- Problem statement
Scan the material for the word "style", and copy each line where it shows up.
+ + + + +
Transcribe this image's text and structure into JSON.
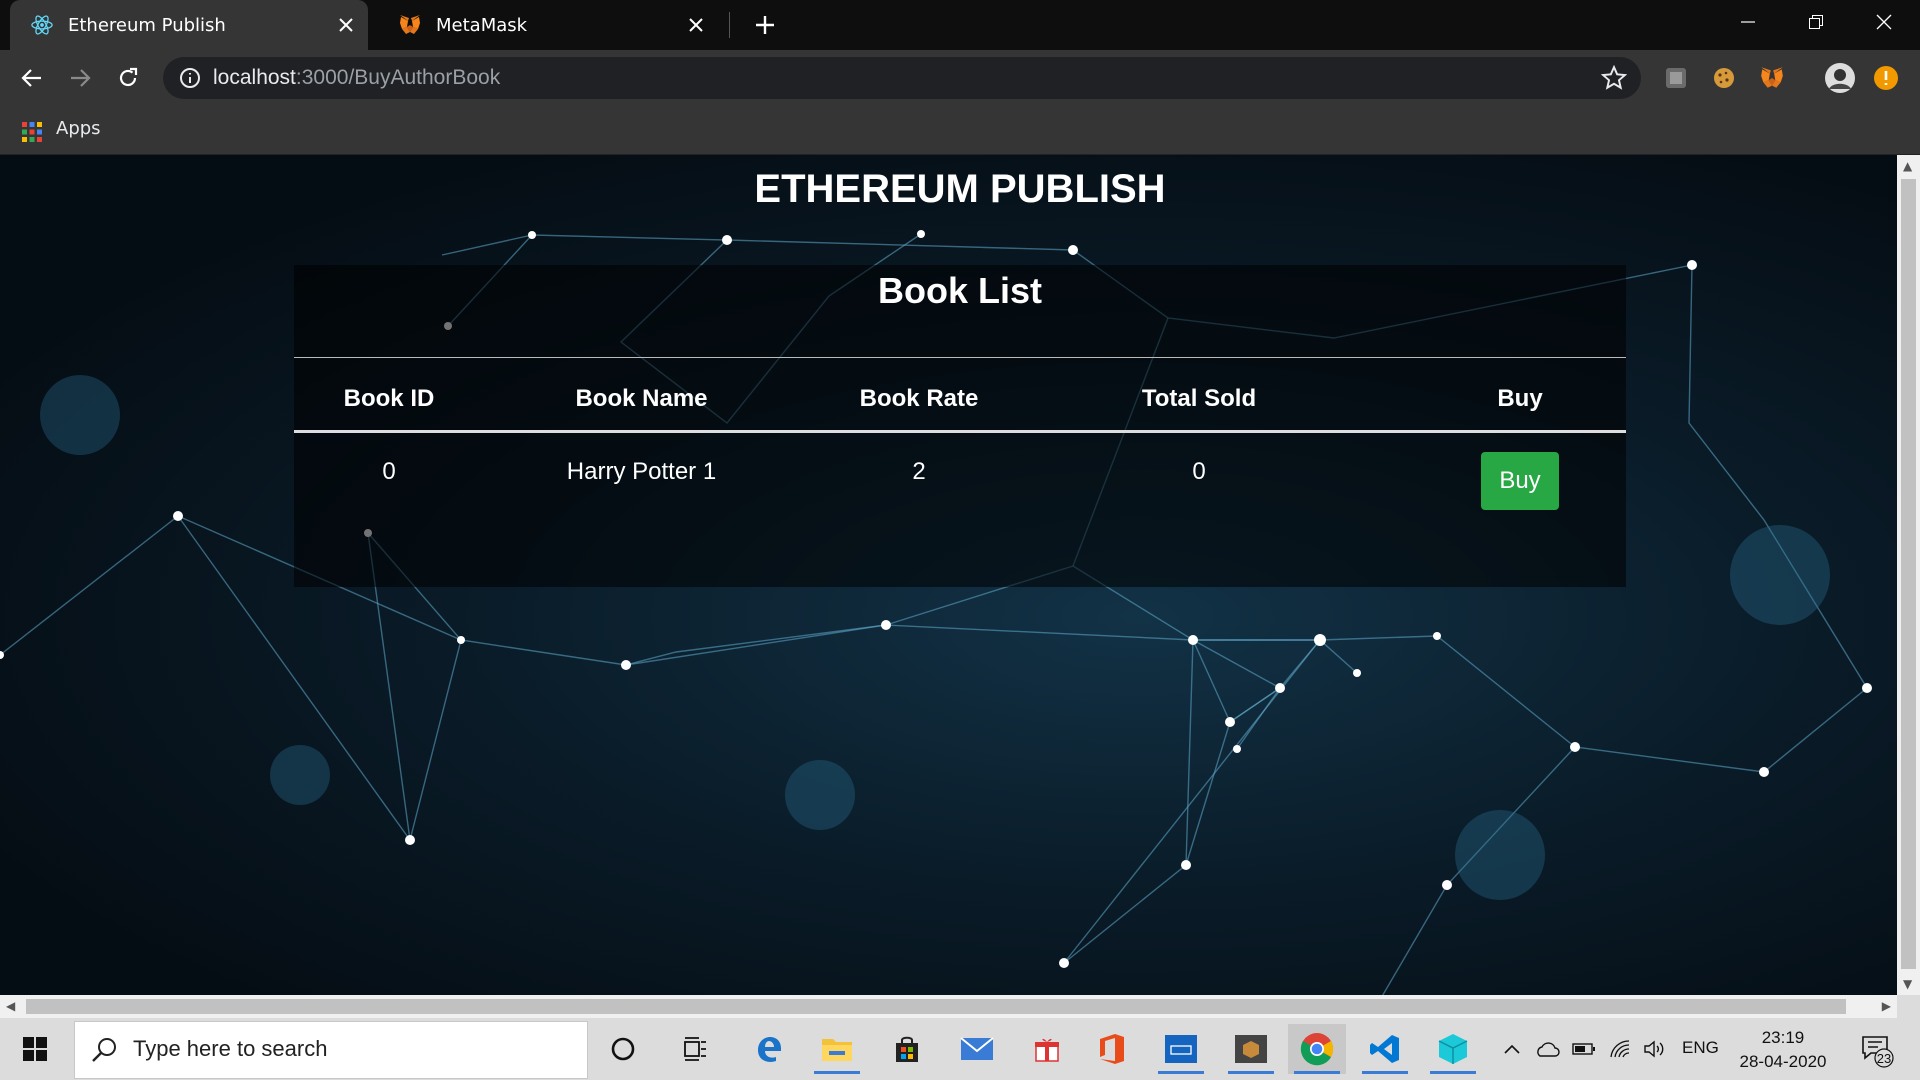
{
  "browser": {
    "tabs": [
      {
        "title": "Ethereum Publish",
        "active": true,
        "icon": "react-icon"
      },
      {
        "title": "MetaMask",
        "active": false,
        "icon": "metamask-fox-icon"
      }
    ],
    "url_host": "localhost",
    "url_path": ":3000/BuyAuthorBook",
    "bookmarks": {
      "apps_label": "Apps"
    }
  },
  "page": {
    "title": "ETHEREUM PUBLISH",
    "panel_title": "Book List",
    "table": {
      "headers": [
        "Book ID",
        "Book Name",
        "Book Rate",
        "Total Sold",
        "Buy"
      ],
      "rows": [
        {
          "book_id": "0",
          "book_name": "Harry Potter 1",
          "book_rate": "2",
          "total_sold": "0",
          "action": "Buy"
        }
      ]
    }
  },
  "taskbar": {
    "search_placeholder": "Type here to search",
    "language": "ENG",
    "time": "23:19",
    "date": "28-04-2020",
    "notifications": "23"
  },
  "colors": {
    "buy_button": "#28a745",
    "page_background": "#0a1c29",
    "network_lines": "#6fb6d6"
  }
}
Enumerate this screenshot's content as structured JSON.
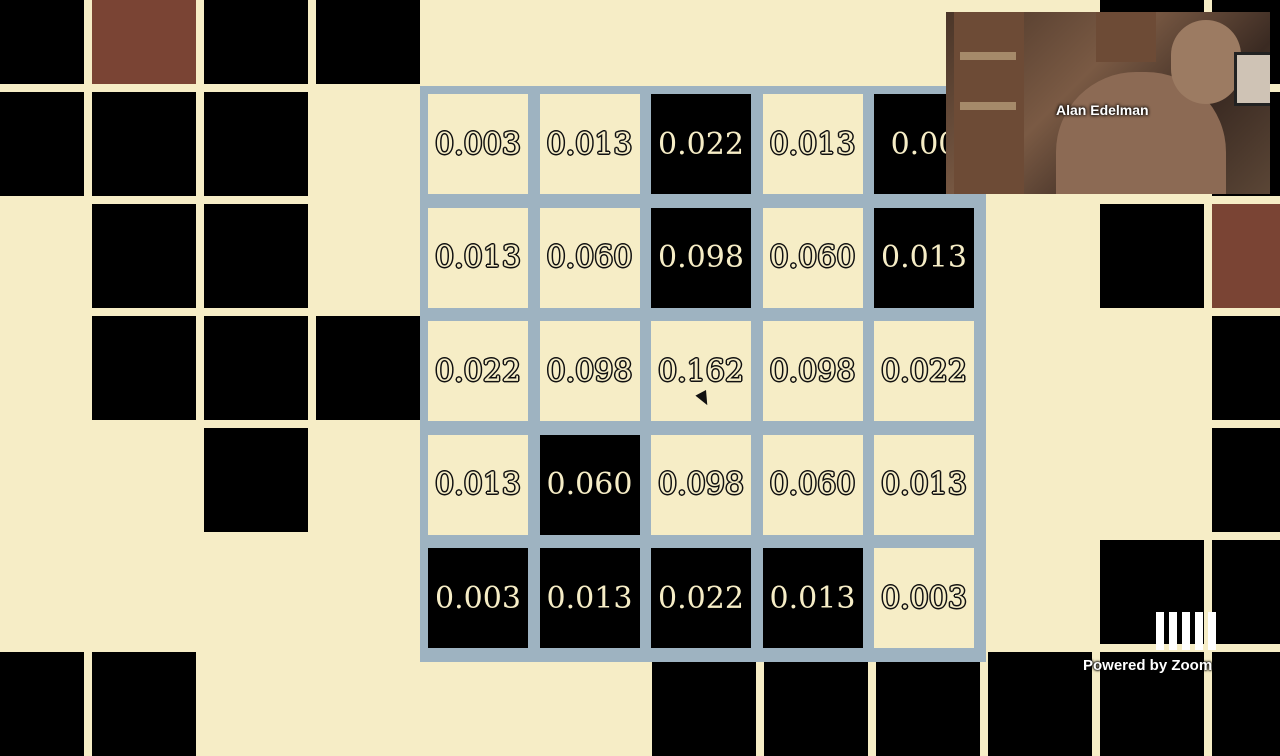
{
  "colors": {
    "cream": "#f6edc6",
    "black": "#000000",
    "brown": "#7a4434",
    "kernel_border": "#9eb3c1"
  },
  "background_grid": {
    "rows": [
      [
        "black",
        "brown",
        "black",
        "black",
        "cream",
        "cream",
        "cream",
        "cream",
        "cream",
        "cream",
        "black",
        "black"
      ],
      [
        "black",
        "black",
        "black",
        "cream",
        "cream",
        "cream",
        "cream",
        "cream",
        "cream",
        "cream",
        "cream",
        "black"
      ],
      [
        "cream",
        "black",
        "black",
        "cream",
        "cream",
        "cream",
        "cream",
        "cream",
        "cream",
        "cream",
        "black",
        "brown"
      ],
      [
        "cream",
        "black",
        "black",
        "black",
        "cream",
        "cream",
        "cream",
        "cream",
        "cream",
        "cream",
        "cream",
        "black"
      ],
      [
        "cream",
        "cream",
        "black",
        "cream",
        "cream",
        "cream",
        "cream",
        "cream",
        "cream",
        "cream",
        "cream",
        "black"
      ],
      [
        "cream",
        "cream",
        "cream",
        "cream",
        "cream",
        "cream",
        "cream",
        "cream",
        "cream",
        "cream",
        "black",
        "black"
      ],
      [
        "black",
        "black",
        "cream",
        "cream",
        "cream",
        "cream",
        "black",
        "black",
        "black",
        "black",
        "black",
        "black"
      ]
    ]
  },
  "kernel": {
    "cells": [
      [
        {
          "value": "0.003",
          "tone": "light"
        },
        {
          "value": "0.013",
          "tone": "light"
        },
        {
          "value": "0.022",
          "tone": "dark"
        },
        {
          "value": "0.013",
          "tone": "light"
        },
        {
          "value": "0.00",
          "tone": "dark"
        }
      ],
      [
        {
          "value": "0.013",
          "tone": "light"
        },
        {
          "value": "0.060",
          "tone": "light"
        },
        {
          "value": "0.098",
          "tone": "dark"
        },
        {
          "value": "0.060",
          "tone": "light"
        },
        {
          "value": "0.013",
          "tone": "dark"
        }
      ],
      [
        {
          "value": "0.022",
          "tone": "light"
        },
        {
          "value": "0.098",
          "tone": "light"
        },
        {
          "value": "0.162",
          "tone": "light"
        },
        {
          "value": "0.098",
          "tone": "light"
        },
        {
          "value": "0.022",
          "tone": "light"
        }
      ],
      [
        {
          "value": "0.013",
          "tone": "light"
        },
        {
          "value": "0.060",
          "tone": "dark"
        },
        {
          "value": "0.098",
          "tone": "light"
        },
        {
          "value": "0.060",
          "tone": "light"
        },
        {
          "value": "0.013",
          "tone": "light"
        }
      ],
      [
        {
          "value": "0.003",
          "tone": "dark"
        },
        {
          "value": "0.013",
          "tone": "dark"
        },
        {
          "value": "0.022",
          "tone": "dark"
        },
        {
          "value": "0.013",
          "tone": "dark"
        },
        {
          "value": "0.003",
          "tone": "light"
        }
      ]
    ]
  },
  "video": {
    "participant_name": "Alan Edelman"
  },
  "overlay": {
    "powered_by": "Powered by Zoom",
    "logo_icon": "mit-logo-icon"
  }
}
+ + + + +
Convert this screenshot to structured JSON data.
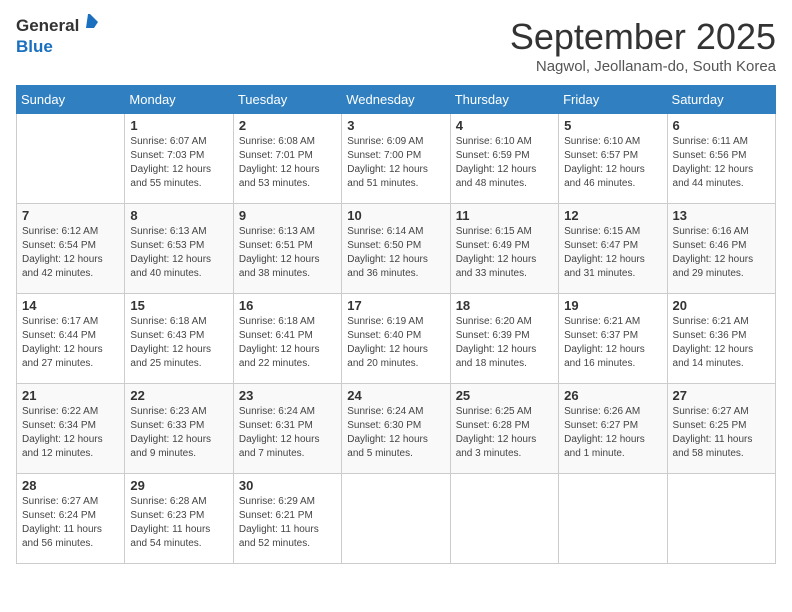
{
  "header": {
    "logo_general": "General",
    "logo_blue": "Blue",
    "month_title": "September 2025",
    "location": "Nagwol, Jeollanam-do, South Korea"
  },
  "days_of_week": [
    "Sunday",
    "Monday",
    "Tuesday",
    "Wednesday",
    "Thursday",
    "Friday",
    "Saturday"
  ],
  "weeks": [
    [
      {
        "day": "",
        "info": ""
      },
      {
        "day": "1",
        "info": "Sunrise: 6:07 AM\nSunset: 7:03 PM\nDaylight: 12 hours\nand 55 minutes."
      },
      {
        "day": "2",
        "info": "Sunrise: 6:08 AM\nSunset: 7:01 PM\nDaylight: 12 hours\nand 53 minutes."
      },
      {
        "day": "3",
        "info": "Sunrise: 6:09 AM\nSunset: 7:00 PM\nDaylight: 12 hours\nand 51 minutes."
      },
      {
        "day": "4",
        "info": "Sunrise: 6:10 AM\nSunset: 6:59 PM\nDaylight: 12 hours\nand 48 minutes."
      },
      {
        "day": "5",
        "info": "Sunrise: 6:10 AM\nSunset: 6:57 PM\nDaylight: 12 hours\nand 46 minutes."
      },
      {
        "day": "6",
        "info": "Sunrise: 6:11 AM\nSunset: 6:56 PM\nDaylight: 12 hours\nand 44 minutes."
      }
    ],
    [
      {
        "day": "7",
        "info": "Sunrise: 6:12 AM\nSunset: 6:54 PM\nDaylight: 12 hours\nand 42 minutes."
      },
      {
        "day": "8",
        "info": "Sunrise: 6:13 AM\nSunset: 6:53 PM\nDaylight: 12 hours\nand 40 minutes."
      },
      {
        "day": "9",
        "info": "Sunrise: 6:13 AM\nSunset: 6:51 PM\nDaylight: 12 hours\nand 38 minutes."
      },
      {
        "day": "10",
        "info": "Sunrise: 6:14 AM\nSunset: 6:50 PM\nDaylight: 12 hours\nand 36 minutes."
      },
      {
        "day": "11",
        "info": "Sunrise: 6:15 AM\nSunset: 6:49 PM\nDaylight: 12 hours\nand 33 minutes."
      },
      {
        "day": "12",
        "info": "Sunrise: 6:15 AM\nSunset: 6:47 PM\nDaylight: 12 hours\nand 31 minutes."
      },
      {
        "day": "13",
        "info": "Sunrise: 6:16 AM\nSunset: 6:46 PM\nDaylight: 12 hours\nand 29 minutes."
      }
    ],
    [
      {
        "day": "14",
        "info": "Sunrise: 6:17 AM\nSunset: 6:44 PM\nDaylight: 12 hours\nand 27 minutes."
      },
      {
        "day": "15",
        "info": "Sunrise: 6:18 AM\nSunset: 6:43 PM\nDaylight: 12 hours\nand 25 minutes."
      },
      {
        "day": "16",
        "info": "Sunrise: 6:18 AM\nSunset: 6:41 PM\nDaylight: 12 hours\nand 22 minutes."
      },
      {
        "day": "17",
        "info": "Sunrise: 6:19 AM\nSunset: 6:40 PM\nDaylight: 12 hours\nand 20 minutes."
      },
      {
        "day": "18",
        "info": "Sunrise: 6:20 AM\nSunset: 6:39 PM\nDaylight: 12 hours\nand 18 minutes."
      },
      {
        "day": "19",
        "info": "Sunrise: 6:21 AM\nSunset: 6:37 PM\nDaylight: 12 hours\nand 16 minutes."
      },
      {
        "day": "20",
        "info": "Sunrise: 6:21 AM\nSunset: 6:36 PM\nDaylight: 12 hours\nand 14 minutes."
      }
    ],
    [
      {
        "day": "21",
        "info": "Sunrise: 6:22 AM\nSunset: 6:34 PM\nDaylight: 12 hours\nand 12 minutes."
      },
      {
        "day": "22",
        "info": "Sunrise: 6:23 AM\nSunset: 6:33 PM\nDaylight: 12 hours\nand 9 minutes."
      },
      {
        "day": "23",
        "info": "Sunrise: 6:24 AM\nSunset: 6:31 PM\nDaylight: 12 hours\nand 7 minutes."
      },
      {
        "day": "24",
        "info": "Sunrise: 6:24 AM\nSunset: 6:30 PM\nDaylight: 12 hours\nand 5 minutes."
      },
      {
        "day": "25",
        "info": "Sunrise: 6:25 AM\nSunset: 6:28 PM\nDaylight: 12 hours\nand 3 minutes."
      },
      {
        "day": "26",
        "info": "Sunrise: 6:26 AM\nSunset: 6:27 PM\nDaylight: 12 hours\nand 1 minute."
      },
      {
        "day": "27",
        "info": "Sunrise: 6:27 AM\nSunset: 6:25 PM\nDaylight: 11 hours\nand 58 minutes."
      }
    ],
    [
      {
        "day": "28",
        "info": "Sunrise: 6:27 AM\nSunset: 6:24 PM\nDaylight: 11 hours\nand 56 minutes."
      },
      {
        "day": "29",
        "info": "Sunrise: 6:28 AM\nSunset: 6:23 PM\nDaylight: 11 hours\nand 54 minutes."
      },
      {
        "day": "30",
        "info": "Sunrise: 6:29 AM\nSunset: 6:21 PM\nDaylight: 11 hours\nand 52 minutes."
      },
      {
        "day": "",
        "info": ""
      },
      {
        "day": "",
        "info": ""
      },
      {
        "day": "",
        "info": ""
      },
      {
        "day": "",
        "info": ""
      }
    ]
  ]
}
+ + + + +
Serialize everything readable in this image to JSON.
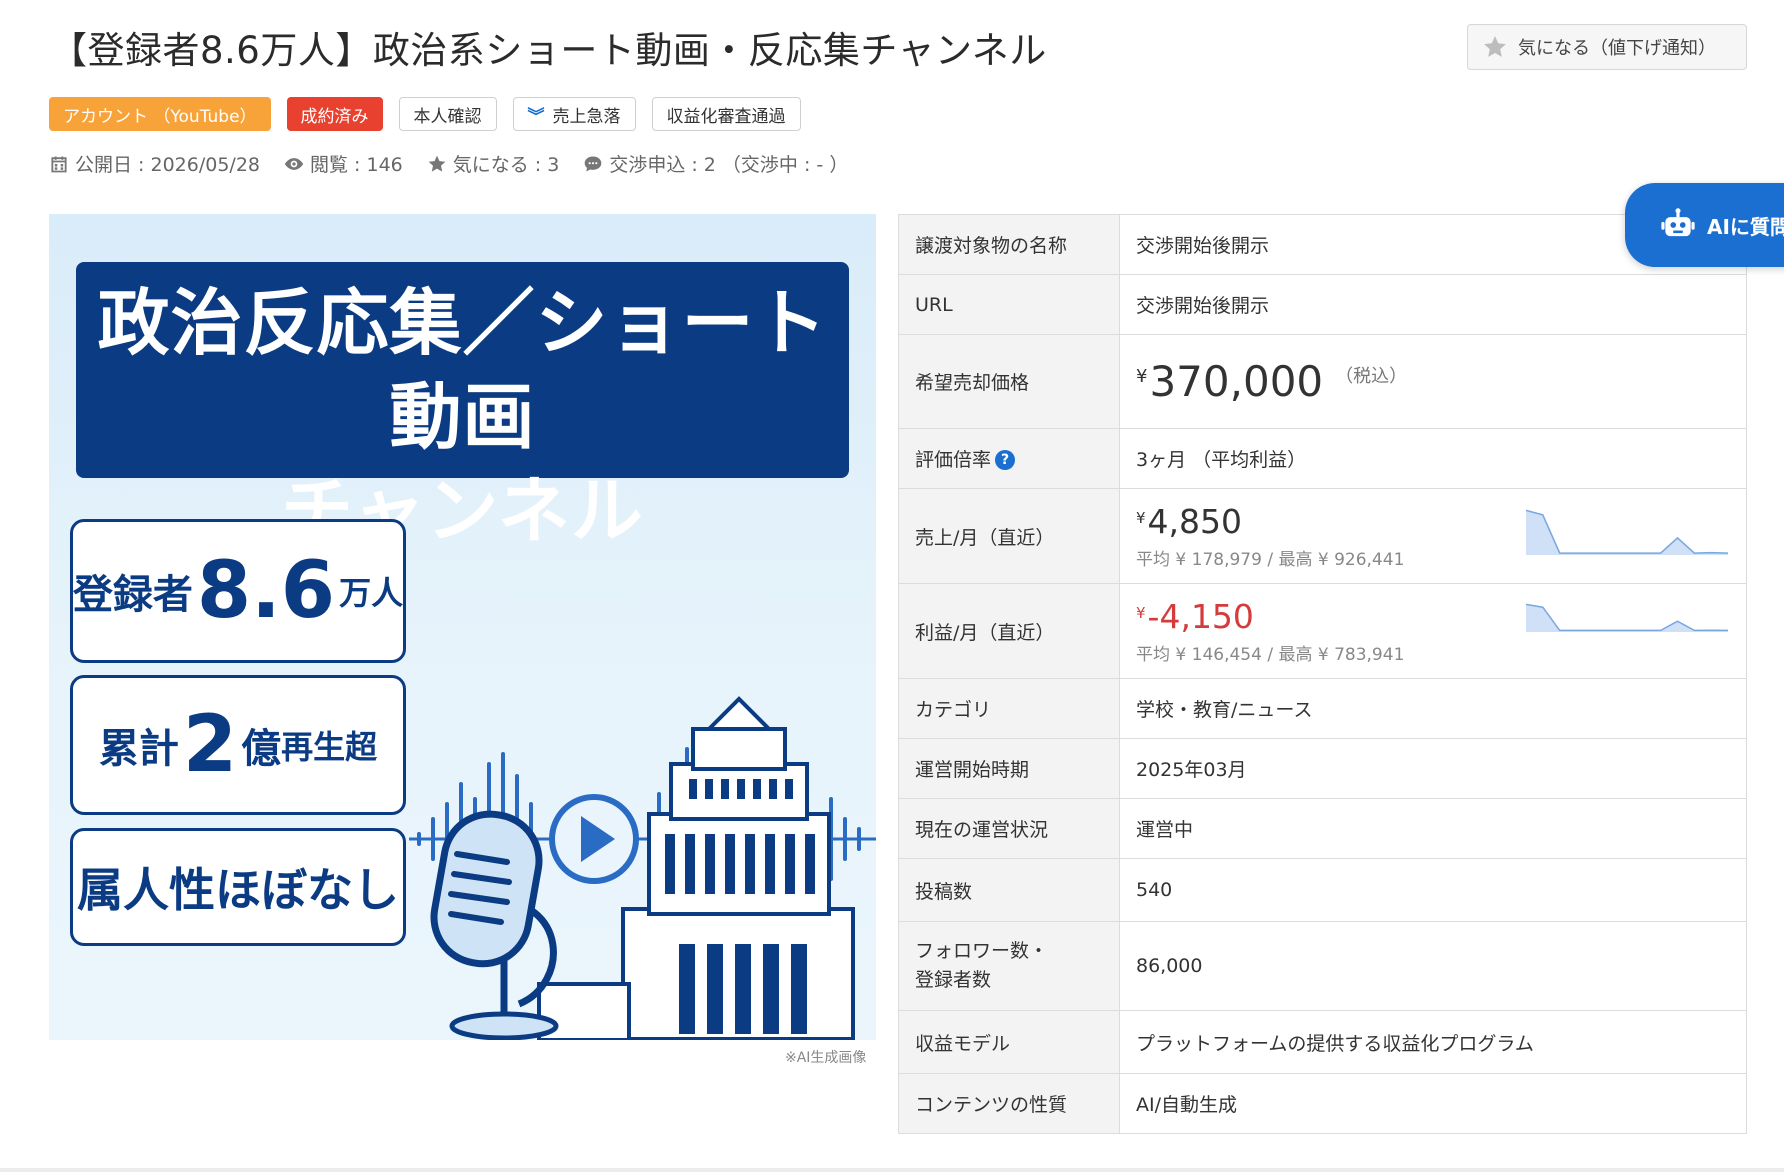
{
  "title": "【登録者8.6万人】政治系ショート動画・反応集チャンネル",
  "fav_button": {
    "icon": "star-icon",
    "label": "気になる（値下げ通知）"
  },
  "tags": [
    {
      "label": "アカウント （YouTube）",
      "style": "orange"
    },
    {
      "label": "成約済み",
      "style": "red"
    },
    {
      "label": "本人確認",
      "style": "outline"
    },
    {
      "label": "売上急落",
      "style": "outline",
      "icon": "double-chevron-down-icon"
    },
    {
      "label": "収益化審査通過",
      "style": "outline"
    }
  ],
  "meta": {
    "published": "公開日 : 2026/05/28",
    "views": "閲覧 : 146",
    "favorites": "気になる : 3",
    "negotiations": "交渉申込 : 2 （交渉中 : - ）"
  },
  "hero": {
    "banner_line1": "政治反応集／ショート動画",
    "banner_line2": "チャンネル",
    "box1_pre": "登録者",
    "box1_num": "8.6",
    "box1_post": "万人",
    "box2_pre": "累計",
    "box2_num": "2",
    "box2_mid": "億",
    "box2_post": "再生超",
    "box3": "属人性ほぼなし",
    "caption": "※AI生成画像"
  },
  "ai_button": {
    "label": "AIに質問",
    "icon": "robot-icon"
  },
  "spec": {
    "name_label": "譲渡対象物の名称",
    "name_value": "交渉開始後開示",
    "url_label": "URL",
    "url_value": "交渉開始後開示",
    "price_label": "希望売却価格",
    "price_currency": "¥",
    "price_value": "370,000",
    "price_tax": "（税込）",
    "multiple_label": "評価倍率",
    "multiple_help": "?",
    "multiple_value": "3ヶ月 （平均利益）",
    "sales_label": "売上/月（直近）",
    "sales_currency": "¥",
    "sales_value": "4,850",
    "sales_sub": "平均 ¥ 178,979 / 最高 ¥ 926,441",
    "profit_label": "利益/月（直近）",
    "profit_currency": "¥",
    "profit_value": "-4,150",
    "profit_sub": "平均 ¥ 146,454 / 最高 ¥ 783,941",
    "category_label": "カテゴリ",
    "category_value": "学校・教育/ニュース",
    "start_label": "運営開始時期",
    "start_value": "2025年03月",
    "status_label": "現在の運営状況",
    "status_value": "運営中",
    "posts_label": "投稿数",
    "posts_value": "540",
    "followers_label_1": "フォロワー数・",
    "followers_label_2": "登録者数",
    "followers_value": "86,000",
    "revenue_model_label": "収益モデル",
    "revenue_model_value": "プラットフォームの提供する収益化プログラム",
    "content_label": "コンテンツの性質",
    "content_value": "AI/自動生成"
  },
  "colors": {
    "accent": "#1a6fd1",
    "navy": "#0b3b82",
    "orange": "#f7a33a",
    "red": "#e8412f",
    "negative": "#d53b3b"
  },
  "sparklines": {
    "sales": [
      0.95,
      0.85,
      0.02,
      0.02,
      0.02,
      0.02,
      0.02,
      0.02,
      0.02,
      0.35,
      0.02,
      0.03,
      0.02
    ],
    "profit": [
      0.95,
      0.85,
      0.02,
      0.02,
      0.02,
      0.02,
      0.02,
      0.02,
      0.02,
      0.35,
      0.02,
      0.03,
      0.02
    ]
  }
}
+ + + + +
- Response for this exercise
      "style": "orange"
      "style": "red"
      "style": "outline"
      "style": "outline",
      "style": "outline"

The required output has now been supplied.